Exercise description
Emit the data below verbatim, stripping out any pictures.

Dataset records
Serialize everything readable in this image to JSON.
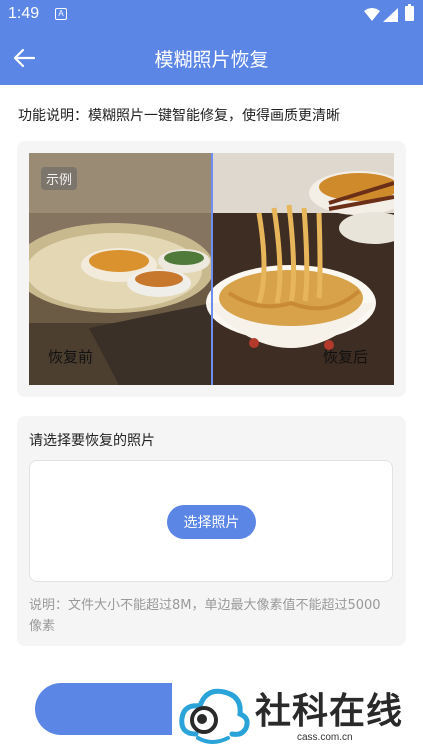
{
  "status_bar": {
    "time": "1:49",
    "notification_icon": "A",
    "icons": [
      "wifi-icon",
      "signal-icon",
      "battery-icon"
    ]
  },
  "app_bar": {
    "title": "模糊照片恢复",
    "back_icon": "arrow-left-icon",
    "color": "#5b86e5"
  },
  "description": "功能说明：模糊照片一键智能修复，使得画质更清晰",
  "example": {
    "tag": "示例",
    "before_label": "恢复前",
    "after_label": "恢复后"
  },
  "select": {
    "title": "请选择要恢复的照片",
    "button_label": "选择照片",
    "note": "说明：文件大小不能超过8M，单边最大像素值不能超过5000像素"
  },
  "watermark": {
    "text": "社科在线",
    "url": "cass.com.cn"
  },
  "colors": {
    "accent": "#5b86e5",
    "card_bg": "#f5f5f5",
    "note_text": "#999999"
  }
}
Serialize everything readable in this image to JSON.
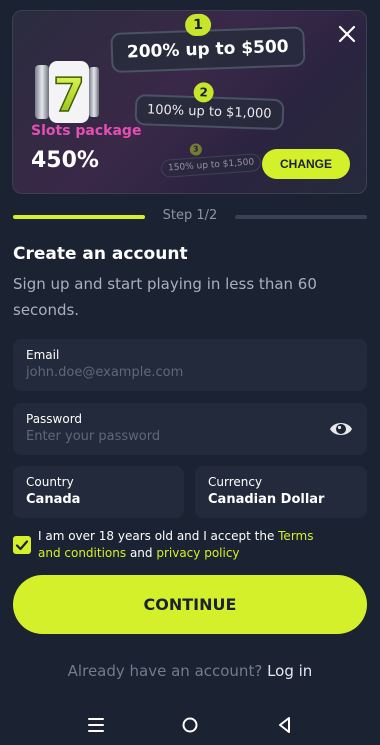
{
  "promo": {
    "tiers": [
      {
        "number": "1",
        "text": "200% up to $500"
      },
      {
        "number": "2",
        "text": "100% up to $1,000"
      },
      {
        "number": "3",
        "text": "150% up to $1,500"
      }
    ],
    "package_label": "Slots package",
    "package_percent": "450%",
    "change_label": "CHANGE",
    "slot_digit": "7"
  },
  "steps": {
    "label": "Step 1/2",
    "current": 1,
    "total": 2
  },
  "form": {
    "title": "Create an account",
    "subtitle": "Sign up and start playing in less than 60 seconds.",
    "email": {
      "label": "Email",
      "placeholder": "john.doe@example.com"
    },
    "password": {
      "label": "Password",
      "placeholder": "Enter your password"
    },
    "country": {
      "label": "Country",
      "value": "Canada"
    },
    "currency": {
      "label": "Currency",
      "value": "Canadian Dollar"
    },
    "terms": {
      "prefix": "I am over 18 years old and I accept the ",
      "terms_link": "Terms and conditions",
      "middle": " and ",
      "privacy_link": "privacy policy",
      "checked": true
    },
    "continue_label": "CONTINUE",
    "login_prompt": "Already have an account?",
    "login_link": "Log in"
  },
  "icons": {
    "close": "close-icon",
    "eye": "eye-icon",
    "check": "check-icon",
    "nav_menu": "menu-icon",
    "nav_home": "home-icon",
    "nav_back": "back-icon"
  },
  "colors": {
    "background": "#1b2232",
    "accent": "#d4f02a",
    "package_label": "#e54fb2",
    "field_bg": "#222a3b"
  }
}
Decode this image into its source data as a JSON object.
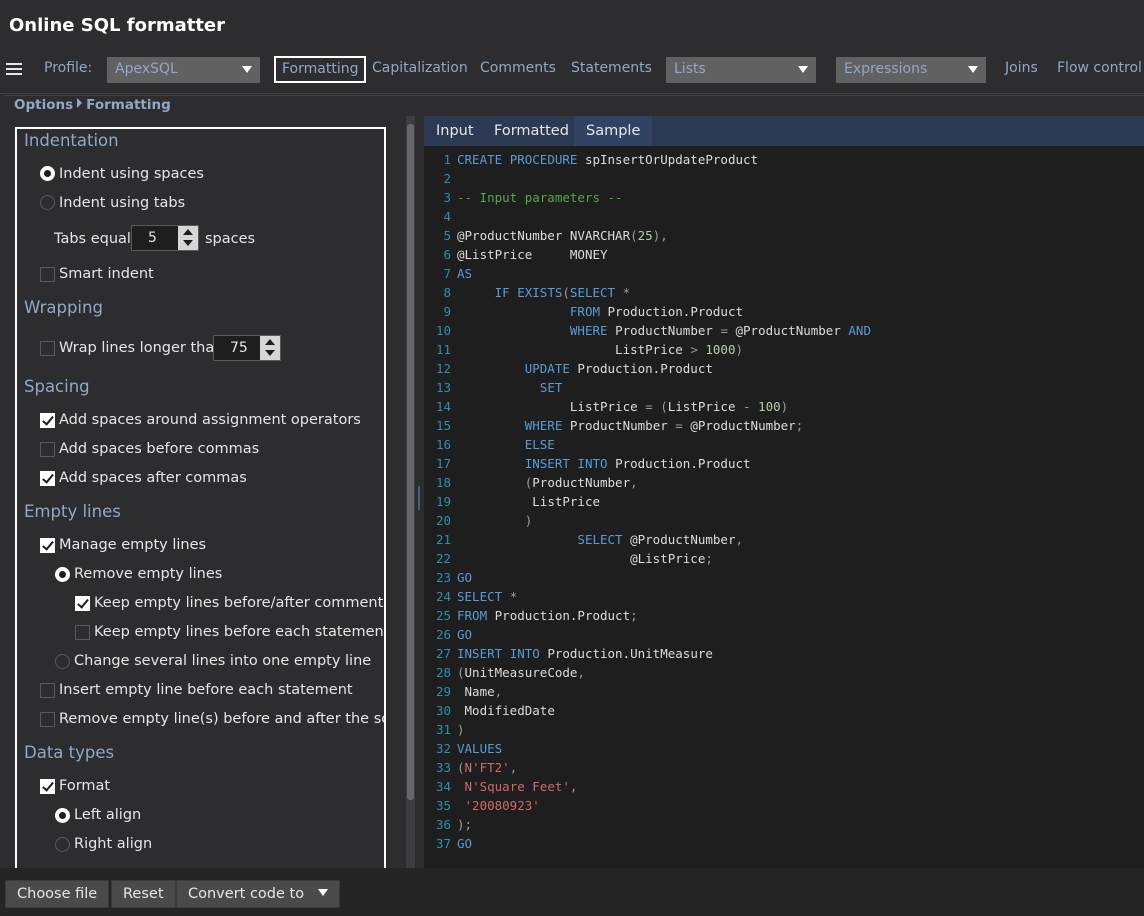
{
  "app": {
    "title": "Online SQL formatter"
  },
  "toolbar": {
    "profile_label": "Profile:",
    "profile_value": "ApexSQL",
    "tabs": [
      {
        "label": "Formatting",
        "active": true
      },
      {
        "label": "Capitalization"
      },
      {
        "label": "Comments"
      },
      {
        "label": "Statements"
      },
      {
        "label": "Lists",
        "dropdown": true
      },
      {
        "label": "Expressions",
        "dropdown": true
      },
      {
        "label": "Joins"
      },
      {
        "label": "Flow control"
      }
    ]
  },
  "breadcrumb": {
    "root": "Options",
    "current": "Formatting"
  },
  "options": {
    "indentation": {
      "heading": "Indentation",
      "spaces_label": "Indent using spaces",
      "spaces_selected": true,
      "tabs_label": "Indent using tabs",
      "tabs_selected": false,
      "tabs_equal_label": "Tabs equal",
      "tabs_equal_value": "5",
      "tabs_equal_unit": "spaces",
      "smart_indent_label": "Smart indent",
      "smart_indent_checked": false
    },
    "wrapping": {
      "heading": "Wrapping",
      "wrap_label": "Wrap lines longer than",
      "wrap_checked": false,
      "wrap_value": "75"
    },
    "spacing": {
      "heading": "Spacing",
      "assignment_label": "Add spaces around assignment operators",
      "assignment_checked": true,
      "before_commas_label": "Add spaces before commas",
      "before_commas_checked": false,
      "after_commas_label": "Add spaces after commas",
      "after_commas_checked": true
    },
    "empty_lines": {
      "heading": "Empty lines",
      "manage_label": "Manage empty lines",
      "manage_checked": true,
      "remove_label": "Remove empty lines",
      "remove_selected": true,
      "keep_comments_label": "Keep empty lines before/after comments",
      "keep_comments_checked": true,
      "keep_statement_label": "Keep empty lines before each statement",
      "keep_statement_checked": false,
      "change_label": "Change several lines into one empty line",
      "change_selected": false,
      "insert_label": "Insert empty line before each statement",
      "insert_checked": false,
      "remove_script_label": "Remove empty line(s) before and after the script",
      "remove_script_checked": false
    },
    "data_types": {
      "heading": "Data types",
      "format_label": "Format",
      "format_checked": true,
      "left_label": "Left align",
      "left_selected": true,
      "right_label": "Right align",
      "right_selected": false
    }
  },
  "editor": {
    "tabs": [
      {
        "label": "Input"
      },
      {
        "label": "Formatted"
      },
      {
        "label": "Sample",
        "active": true
      }
    ],
    "lines": [
      "1",
      "2",
      "3",
      "4",
      "5",
      "6",
      "7",
      "8",
      "9",
      "10",
      "11",
      "12",
      "13",
      "14",
      "15",
      "16",
      "17",
      "18",
      "19",
      "20",
      "21",
      "22",
      "23",
      "24",
      "25",
      "26",
      "27",
      "28",
      "29",
      "30",
      "31",
      "32",
      "33",
      "34",
      "35",
      "36",
      "37"
    ],
    "code": {
      "t_create": "CREATE",
      "t_procedure": "PROCEDURE",
      "t_procname": "spInsertOrUpdateProduct",
      "t_comment": "-- Input parameters --",
      "t_pnum": "@ProductNumber",
      "t_nvarchar": "NVARCHAR",
      "t_open": "(",
      "t_25": "25",
      "t_close_comma": "),",
      "t_plist": "@ListPrice",
      "t_money": "MONEY",
      "t_as": "AS",
      "t_if": "IF",
      "t_exists": "EXISTS",
      "t_select": "SELECT",
      "t_star": "*",
      "t_from": "FROM",
      "t_prodprod": "Production.Product",
      "t_where": "WHERE",
      "t_productnumber": "ProductNumber",
      "t_eq": "=",
      "t_and": "AND",
      "t_listprice": "ListPrice",
      "t_gt": ">",
      "t_1000": "1000",
      "t_close": ")",
      "t_update": "UPDATE",
      "t_set": "SET",
      "t_minus": "-",
      "t_100": "100",
      "t_semicolon": ";",
      "t_else": "ELSE",
      "t_insert": "INSERT",
      "t_into": "INTO",
      "t_comma": ",",
      "t_go": "GO",
      "t_unitmeasure": "Production.UnitMeasure",
      "t_umc": "UnitMeasureCode",
      "t_name": "Name",
      "t_modified": "ModifiedDate",
      "t_values": "VALUES",
      "t_n": "N",
      "t_ft2": "'FT2'",
      "t_sqft": "'Square Feet'",
      "t_date": "'20080923'",
      "t_close_semi": ");"
    }
  },
  "bottom": {
    "choose_file": "Choose file",
    "reset": "Reset",
    "convert": "Convert code to"
  }
}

Written response
Serialize everything readable in this image to JSON.
{
  "status_bar": {
    "time": "1:49",
    "notification_icon": "A",
    "icons": [
      "wifi-icon",
      "signal-icon",
      "battery-icon"
    ]
  },
  "app_bar": {
    "title": "模糊照片恢复",
    "back_icon": "arrow-left-icon",
    "color": "#5b86e5"
  },
  "description": "功能说明：模糊照片一键智能修复，使得画质更清晰",
  "example": {
    "tag": "示例",
    "before_label": "恢复前",
    "after_label": "恢复后"
  },
  "select": {
    "title": "请选择要恢复的照片",
    "button_label": "选择照片",
    "note": "说明：文件大小不能超过8M，单边最大像素值不能超过5000像素"
  },
  "watermark": {
    "text": "社科在线",
    "url": "cass.com.cn"
  },
  "colors": {
    "accent": "#5b86e5",
    "card_bg": "#f5f5f5",
    "note_text": "#999999"
  }
}
Serialize everything readable in this image to JSON.
{
  "promo": {
    "tiers": [
      {
        "number": "1",
        "text": "200% up to $500"
      },
      {
        "number": "2",
        "text": "100% up to $1,000"
      },
      {
        "number": "3",
        "text": "150% up to $1,500"
      }
    ],
    "package_label": "Slots package",
    "package_percent": "450%",
    "change_label": "CHANGE",
    "slot_digit": "7"
  },
  "steps": {
    "label": "Step 1/2",
    "current": 1,
    "total": 2
  },
  "form": {
    "title": "Create an account",
    "subtitle": "Sign up and start playing in less than 60 seconds.",
    "email": {
      "label": "Email",
      "placeholder": "john.doe@example.com"
    },
    "password": {
      "label": "Password",
      "placeholder": "Enter your password"
    },
    "country": {
      "label": "Country",
      "value": "Canada"
    },
    "currency": {
      "label": "Currency",
      "value": "Canadian Dollar"
    },
    "terms": {
      "prefix": "I am over 18 years old and I accept the ",
      "terms_link": "Terms and conditions",
      "middle": " and ",
      "privacy_link": "privacy policy",
      "checked": true
    },
    "continue_label": "CONTINUE",
    "login_prompt": "Already have an account?",
    "login_link": "Log in"
  },
  "icons": {
    "close": "close-icon",
    "eye": "eye-icon",
    "check": "check-icon",
    "nav_menu": "menu-icon",
    "nav_home": "home-icon",
    "nav_back": "back-icon"
  },
  "colors": {
    "background": "#1b2232",
    "accent": "#d4f02a",
    "package_label": "#e54fb2",
    "field_bg": "#222a3b"
  }
}
Decode this image into its source data as a JSON object.
{
  "app": {
    "title": "Online SQL formatter"
  },
  "toolbar": {
    "profile_label": "Profile:",
    "profile_value": "ApexSQL",
    "tabs": [
      {
        "label": "Formatting",
        "active": true
      },
      {
        "label": "Capitalization"
      },
      {
        "label": "Comments"
      },
      {
        "label": "Statements"
      },
      {
        "label": "Lists",
        "dropdown": true
      },
      {
        "label": "Expressions",
        "dropdown": true
      },
      {
        "label": "Joins"
      },
      {
        "label": "Flow control"
      }
    ]
  },
  "breadcrumb": {
    "root": "Options",
    "current": "Formatting"
  },
  "options": {
    "indentation": {
      "heading": "Indentation",
      "spaces_label": "Indent using spaces",
      "spaces_selected": true,
      "tabs_label": "Indent using tabs",
      "tabs_selected": false,
      "tabs_equal_label": "Tabs equal",
      "tabs_equal_value": "5",
      "tabs_equal_unit": "spaces",
      "smart_indent_label": "Smart indent",
      "smart_indent_checked": false
    },
    "wrapping": {
      "heading": "Wrapping",
      "wrap_label": "Wrap lines longer than",
      "wrap_checked": false,
      "wrap_value": "75"
    },
    "spacing": {
      "heading": "Spacing",
      "assignment_label": "Add spaces around assignment operators",
      "assignment_checked": true,
      "before_commas_label": "Add spaces before commas",
      "before_commas_checked": false,
      "after_commas_label": "Add spaces after commas",
      "after_commas_checked": true
    },
    "empty_lines": {
      "heading": "Empty lines",
      "manage_label": "Manage empty lines",
      "manage_checked": true,
      "remove_label": "Remove empty lines",
      "remove_selected": true,
      "keep_comments_label": "Keep empty lines before/after comments",
      "keep_comments_checked": true,
      "keep_statement_label": "Keep empty lines before each statement",
      "keep_statement_checked": false,
      "change_label": "Change several lines into one empty line",
      "change_selected": false,
      "insert_label": "Insert empty line before each statement",
      "insert_checked": false,
      "remove_script_label": "Remove empty line(s) before and after the script",
      "remove_script_checked": false
    },
    "data_types": {
      "heading": "Data types",
      "format_label": "Format",
      "format_checked": true,
      "left_label": "Left align",
      "left_selected": true,
      "right_label": "Right align",
      "right_selected": false
    }
  },
  "editor": {
    "tabs": [
      {
        "label": "Input"
      },
      {
        "label": "Formatted"
      },
      {
        "label": "Sample",
        "active": true
      }
    ],
    "lines": [
      "1",
      "2",
      "3",
      "4",
      "5",
      "6",
      "7",
      "8",
      "9",
      "10",
      "11",
      "12",
      "13",
      "14",
      "15",
      "16",
      "17",
      "18",
      "19",
      "20",
      "21",
      "22",
      "23",
      "24",
      "25",
      "26",
      "27",
      "28",
      "29",
      "30",
      "31",
      "32",
      "33",
      "34",
      "35",
      "36",
      "37"
    ],
    "code": {
      "t_create": "CREATE",
      "t_procedure": "PROCEDURE",
      "t_procname": "spInsertOrUpdateProduct",
      "t_comment": "-- Input parameters --",
      "t_pnum": "@ProductNumber",
      "t_nvarchar": "NVARCHAR",
      "t_open": "(",
      "t_25": "25",
      "t_close_comma": "),",
      "t_plist": "@ListPrice",
      "t_money": "MONEY",
      "t_as": "AS",
      "t_if": "IF",
      "t_exists": "EXISTS",
      "t_select": "SELECT",
      "t_star": "*",
      "t_from": "FROM",
      "t_prodprod": "Production.Product",
      "t_where": "WHERE",
      "t_productnumber": "ProductNumber",
      "t_eq": "=",
      "t_and": "AND",
      "t_listprice": "ListPrice",
      "t_gt": ">",
      "t_1000": "1000",
      "t_close": ")",
      "t_update": "UPDATE",
      "t_set": "SET",
      "t_minus": "-",
      "t_100": "100",
      "t_semicolon": ";",
      "t_else": "ELSE",
      "t_insert": "INSERT",
      "t_into": "INTO",
      "t_comma": ",",
      "t_go": "GO",
      "t_unitmeasure": "Production.UnitMeasure",
      "t_umc": "UnitMeasureCode",
      "t_name": "Name",
      "t_modified": "ModifiedDate",
      "t_values": "VALUES",
      "t_n": "N",
      "t_ft2": "'FT2'",
      "t_sqft": "'Square Feet'",
      "t_date": "'20080923'",
      "t_close_semi": ");"
    }
  },
  "bottom": {
    "choose_file": "Choose file",
    "reset": "Reset",
    "convert": "Convert code to"
  }
}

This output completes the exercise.